Turkish policeman dismissed by gov’t decree denied job as bus driver
A policeman who was dismissed through a state of emergency decree (KHK) that was introduced in the wake of the 2016 coup attempt was denied a position as a service bus driver in Turkey’s Central Anatolian province of Kayseri.
Hacı Bişkin / DUVAR
Turkish policeman Aytaç Saçmalı, who was dismissed as a result of a state of emergency decree (KHK) that was introduced after the 2016 coup attempt, applied for a job as a service bus driver for the Kayseri Metropolitan Municipality.
The municipality rejected his application on the basis that he had been dismissed by a government decree.
Aytaç Saçmalı had been working as a driver carrying school kids in Ankara and moved to Kayseri with the intention of doing the same job there. Yet an official from the municipality of Kayseri refused to grant him a “certificate of suitability.”
The municipality of Kayseri requested documents such as a special driver’s certificate, a criminal record paper as well as a psycho-technical document in order for Saçmalı to work as a driver.
Though he provided those documents, Saçmalı was still denied the job.
Saçmalı said that what happened to him was a violation of human rights. “I want to live like every human being,” he said.

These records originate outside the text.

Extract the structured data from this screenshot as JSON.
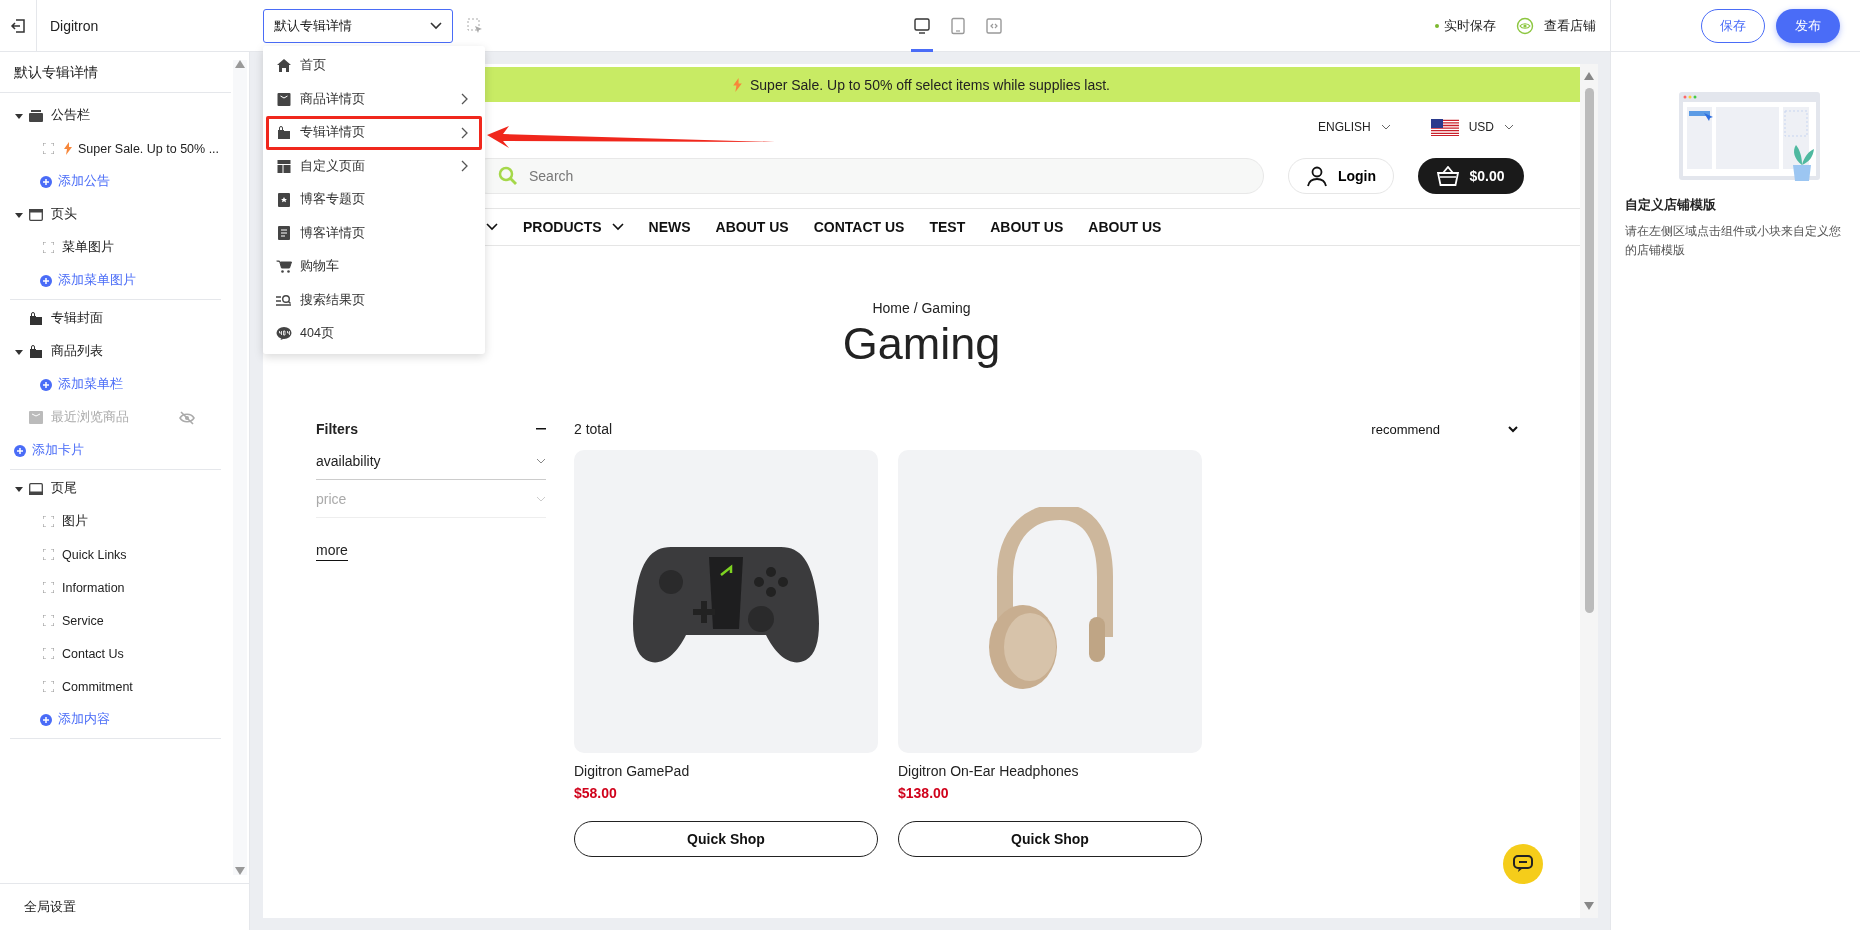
{
  "topbar": {
    "brand": "Digitron",
    "page_select": {
      "value": "默认专辑详情",
      "open": true,
      "options": [
        {
          "label": "首页",
          "submenu": false,
          "highlighted": false
        },
        {
          "label": "商品详情页",
          "submenu": true,
          "highlighted": false
        },
        {
          "label": "专辑详情页",
          "submenu": true,
          "highlighted": true
        },
        {
          "label": "自定义页面",
          "submenu": true,
          "highlighted": false
        },
        {
          "label": "博客专题页",
          "submenu": false,
          "highlighted": false
        },
        {
          "label": "博客详情页",
          "submenu": false,
          "highlighted": false
        },
        {
          "label": "购物车",
          "submenu": false,
          "highlighted": false
        },
        {
          "label": "搜索结果页",
          "submenu": false,
          "highlighted": false
        },
        {
          "label": "404页",
          "submenu": false,
          "highlighted": false
        }
      ]
    },
    "devices": [
      {
        "kind": "desktop",
        "selected": true
      },
      {
        "kind": "tablet",
        "selected": false
      },
      {
        "kind": "code",
        "selected": false
      }
    ],
    "autosave": "实时保存",
    "view_store": "查看店铺",
    "buttons": [
      {
        "label": "保存",
        "kind": "outline"
      },
      {
        "label": "发布",
        "kind": "primary"
      }
    ]
  },
  "sidebar": {
    "title": "默认专辑详情",
    "sections": [
      {
        "items": [
          {
            "kind": "group",
            "label": "公告栏",
            "expanded": true,
            "children": [
              {
                "kind": "announcement",
                "label": "Super Sale. Up to 50% ..."
              },
              {
                "kind": "add",
                "label": "添加公告"
              }
            ]
          },
          {
            "kind": "group",
            "label": "页头",
            "expanded": true,
            "children": [
              {
                "kind": "block",
                "label": "菜单图片"
              },
              {
                "kind": "add",
                "label": "添加菜单图片"
              }
            ]
          }
        ]
      },
      {
        "items": [
          {
            "kind": "card",
            "label": "专辑封面",
            "hidden": false
          },
          {
            "kind": "group",
            "label": "商品列表",
            "expanded": true,
            "children": [
              {
                "kind": "add",
                "label": "添加菜单栏"
              }
            ]
          },
          {
            "kind": "card",
            "label": "最近浏览商品",
            "hidden": true
          },
          {
            "kind": "add",
            "label": "添加卡片"
          }
        ]
      },
      {
        "items": [
          {
            "kind": "group",
            "label": "页尾",
            "expanded": true,
            "children": [
              {
                "kind": "block",
                "label": "图片"
              },
              {
                "kind": "block",
                "label": "Quick Links"
              },
              {
                "kind": "block",
                "label": "Information"
              },
              {
                "kind": "block",
                "label": "Service"
              },
              {
                "kind": "block",
                "label": "Contact Us"
              },
              {
                "kind": "block",
                "label": "Commitment"
              },
              {
                "kind": "add",
                "label": "添加内容"
              }
            ]
          }
        ]
      }
    ],
    "footer": "全局设置"
  },
  "preview": {
    "announcement": "Super Sale. Up to 50% off select items while supplies last.",
    "language": "ENGLISH",
    "currency": "USD",
    "search": {
      "placeholder": "Search"
    },
    "login": "Login",
    "cart": "$0.00",
    "nav": [
      {
        "dropdown": true
      },
      {
        "label": "PRODUCTS",
        "dropdown": true
      },
      {
        "label": "NEWS",
        "dropdown": false
      },
      {
        "label": "ABOUT US",
        "dropdown": false
      },
      {
        "label": "CONTACT US",
        "dropdown": false
      },
      {
        "label": "TEST",
        "dropdown": false
      },
      {
        "label": "ABOUT US",
        "dropdown": false
      },
      {
        "label": "ABOUT US",
        "dropdown": false
      }
    ],
    "breadcrumb": "Home / Gaming",
    "title": "Gaming",
    "filters": {
      "title": "Filters",
      "items": [
        {
          "label": "availability",
          "disabled": false
        },
        {
          "label": "price",
          "disabled": true
        }
      ],
      "more": "more"
    },
    "total": "2 total",
    "sort": "recommend",
    "products": [
      {
        "kind": "gamepad",
        "name": "Digitron GamePad",
        "price": "$58.00",
        "button": "Quick Shop"
      },
      {
        "kind": "headphones",
        "name": "Digitron On-Ear Headphones",
        "price": "$138.00",
        "button": "Quick Shop"
      }
    ]
  },
  "panel": {
    "title": "自定义店铺模版",
    "description": "请在左侧区域点击组件或小块来自定义您的店铺模版"
  }
}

“I am not corrupt, I never stole from anyone. But I can’t be a service bus driver because I was dismissed by a government decree. I have many friends who currently experience similar issues because they were dismissed by a decree,” Saçmalı said.

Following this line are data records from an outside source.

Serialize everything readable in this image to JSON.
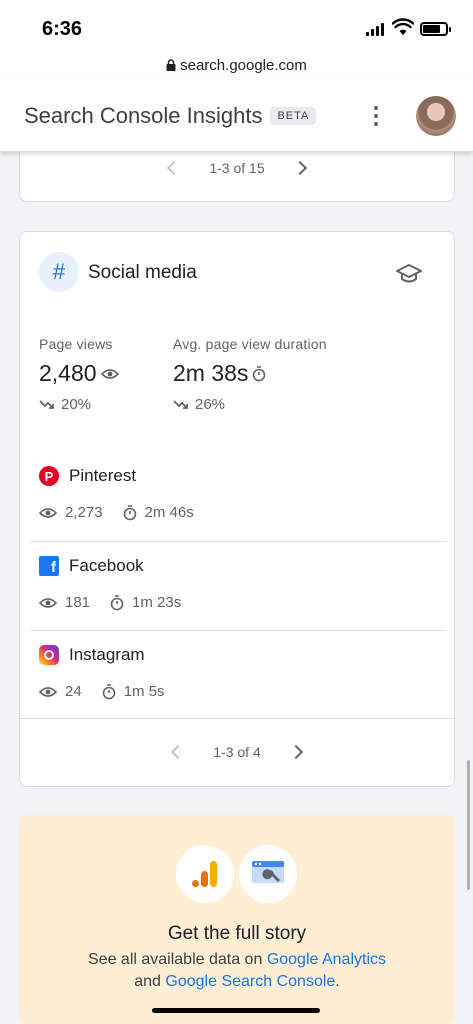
{
  "status_bar": {
    "time": "6:36"
  },
  "browser": {
    "url": "search.google.com"
  },
  "header": {
    "title": "Search Console Insights",
    "badge": "BETA"
  },
  "top_card": {
    "pagination": "1-3 of 15"
  },
  "social_card": {
    "title": "Social media",
    "metrics": [
      {
        "label": "Page views",
        "value": "2,480",
        "change": "20%",
        "trend": "down"
      },
      {
        "label": "Avg. page view duration",
        "value": "2m 38s",
        "change": "26%",
        "trend": "down"
      }
    ],
    "rows": [
      {
        "name": "Pinterest",
        "views": "2,273",
        "duration": "2m 46s"
      },
      {
        "name": "Facebook",
        "views": "181",
        "duration": "1m 23s"
      },
      {
        "name": "Instagram",
        "views": "24",
        "duration": "1m 5s"
      }
    ],
    "pagination": "1-3 of 4"
  },
  "promo": {
    "title": "Get the full story",
    "text_1": "See all available data on",
    "link_1": "Google Analytics",
    "text_2": "and",
    "link_2": "Google Search Console",
    "text_3": "."
  },
  "colors": {
    "accent": "#1a73e8",
    "promo_bg": "#fdeed4"
  }
}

“I want this injustice to be corrected. I want to live humanely and I want to enjoy the rights that everyone enjoys. This discrimination has to end!”
Peoples’ Democratic Party (HDP) MP Kocaeli Ömer Faruk Gergerlioğlu asked Interior Minister Süleyman Soylu what happened. Gergerlioğlu also requested an investigation from the Parliamentary Human Rights Investigation Committee.